Task data ::
·····

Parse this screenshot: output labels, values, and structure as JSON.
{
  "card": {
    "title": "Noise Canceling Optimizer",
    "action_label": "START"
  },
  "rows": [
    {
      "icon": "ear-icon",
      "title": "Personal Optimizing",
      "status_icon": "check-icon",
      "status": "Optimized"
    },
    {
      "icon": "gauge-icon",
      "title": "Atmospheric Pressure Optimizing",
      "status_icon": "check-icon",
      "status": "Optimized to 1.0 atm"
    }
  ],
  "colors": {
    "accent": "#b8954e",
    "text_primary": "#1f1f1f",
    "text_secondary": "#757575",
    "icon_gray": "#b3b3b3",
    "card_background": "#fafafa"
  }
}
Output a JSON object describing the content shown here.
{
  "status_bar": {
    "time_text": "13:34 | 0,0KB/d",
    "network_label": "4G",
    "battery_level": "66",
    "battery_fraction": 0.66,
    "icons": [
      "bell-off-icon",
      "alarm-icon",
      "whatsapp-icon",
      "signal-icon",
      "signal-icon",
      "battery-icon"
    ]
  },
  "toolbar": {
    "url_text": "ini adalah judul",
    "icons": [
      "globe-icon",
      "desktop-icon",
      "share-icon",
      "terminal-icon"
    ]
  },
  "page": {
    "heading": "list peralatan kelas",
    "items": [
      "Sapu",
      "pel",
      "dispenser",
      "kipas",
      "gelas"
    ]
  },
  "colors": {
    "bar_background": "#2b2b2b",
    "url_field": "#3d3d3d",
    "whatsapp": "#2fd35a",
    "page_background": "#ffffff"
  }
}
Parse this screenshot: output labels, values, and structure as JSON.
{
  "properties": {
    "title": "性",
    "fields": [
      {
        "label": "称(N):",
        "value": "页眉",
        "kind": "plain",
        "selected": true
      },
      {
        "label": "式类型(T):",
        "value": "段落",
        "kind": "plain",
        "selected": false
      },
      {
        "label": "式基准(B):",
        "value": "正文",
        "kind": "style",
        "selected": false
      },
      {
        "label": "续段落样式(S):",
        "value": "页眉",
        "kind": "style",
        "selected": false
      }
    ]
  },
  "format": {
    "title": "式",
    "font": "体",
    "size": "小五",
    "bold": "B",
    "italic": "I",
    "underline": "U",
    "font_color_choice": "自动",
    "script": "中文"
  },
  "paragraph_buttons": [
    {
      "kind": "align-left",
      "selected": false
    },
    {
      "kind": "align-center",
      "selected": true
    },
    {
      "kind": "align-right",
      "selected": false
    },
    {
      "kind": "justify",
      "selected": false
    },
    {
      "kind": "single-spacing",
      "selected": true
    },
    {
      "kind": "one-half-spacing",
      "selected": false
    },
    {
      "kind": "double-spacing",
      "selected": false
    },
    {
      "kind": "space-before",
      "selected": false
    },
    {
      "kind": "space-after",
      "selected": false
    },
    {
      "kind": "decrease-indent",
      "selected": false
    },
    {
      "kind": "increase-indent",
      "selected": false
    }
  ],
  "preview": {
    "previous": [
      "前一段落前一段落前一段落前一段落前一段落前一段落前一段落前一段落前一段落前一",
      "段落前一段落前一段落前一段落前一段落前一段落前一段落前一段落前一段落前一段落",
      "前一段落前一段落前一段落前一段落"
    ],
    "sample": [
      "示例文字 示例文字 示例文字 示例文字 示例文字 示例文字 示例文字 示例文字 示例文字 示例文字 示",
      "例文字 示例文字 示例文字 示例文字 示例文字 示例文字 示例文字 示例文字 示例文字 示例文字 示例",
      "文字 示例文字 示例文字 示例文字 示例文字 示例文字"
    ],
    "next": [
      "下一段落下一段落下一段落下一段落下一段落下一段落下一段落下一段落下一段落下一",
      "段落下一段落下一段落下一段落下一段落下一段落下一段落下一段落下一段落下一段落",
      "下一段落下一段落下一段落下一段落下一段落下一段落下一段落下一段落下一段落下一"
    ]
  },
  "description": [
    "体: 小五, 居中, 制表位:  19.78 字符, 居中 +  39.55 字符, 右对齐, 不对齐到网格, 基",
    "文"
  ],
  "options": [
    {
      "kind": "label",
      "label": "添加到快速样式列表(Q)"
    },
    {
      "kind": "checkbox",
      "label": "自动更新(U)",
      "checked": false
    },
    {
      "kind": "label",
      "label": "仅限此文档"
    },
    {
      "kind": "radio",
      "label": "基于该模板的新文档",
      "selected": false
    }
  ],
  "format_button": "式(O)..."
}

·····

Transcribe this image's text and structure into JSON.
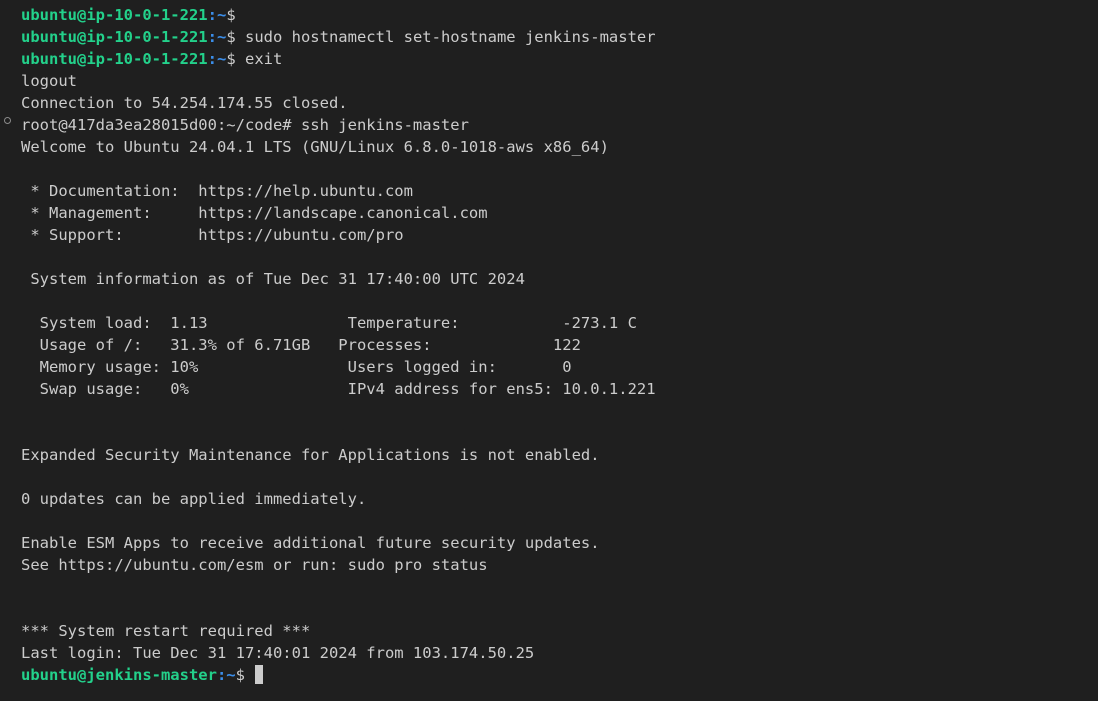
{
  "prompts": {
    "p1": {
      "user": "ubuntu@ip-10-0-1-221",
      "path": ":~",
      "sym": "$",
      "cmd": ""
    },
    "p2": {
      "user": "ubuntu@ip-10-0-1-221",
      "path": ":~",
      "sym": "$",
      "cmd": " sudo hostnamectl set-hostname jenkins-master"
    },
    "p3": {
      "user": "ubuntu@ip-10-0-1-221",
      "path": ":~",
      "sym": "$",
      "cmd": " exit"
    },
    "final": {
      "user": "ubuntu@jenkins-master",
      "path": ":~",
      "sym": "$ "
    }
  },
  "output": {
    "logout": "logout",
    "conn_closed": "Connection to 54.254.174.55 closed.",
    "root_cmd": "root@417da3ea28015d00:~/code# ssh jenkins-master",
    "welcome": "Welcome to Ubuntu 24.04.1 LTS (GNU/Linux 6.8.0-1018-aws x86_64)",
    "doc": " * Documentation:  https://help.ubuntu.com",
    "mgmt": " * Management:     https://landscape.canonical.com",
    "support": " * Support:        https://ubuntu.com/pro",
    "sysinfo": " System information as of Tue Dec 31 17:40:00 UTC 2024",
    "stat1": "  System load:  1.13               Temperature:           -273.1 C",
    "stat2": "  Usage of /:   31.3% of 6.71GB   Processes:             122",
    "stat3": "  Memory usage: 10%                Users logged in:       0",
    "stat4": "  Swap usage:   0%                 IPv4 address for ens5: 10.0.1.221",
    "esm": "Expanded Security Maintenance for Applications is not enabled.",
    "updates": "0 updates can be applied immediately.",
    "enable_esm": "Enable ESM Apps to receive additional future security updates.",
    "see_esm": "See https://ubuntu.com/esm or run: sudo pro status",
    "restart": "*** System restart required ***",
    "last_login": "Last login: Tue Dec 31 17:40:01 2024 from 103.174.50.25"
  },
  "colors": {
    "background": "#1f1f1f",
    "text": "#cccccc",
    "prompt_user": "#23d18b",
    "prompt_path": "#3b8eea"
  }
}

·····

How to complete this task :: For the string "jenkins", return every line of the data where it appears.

Output for this exercise ::
      "cmd": " sudo hostnamectl set-hostname jenkins-master"
      "user": "ubuntu@jenkins-master",
    "root_cmd": "root@417da3ea28015d00:~/code# ssh jenkins-master",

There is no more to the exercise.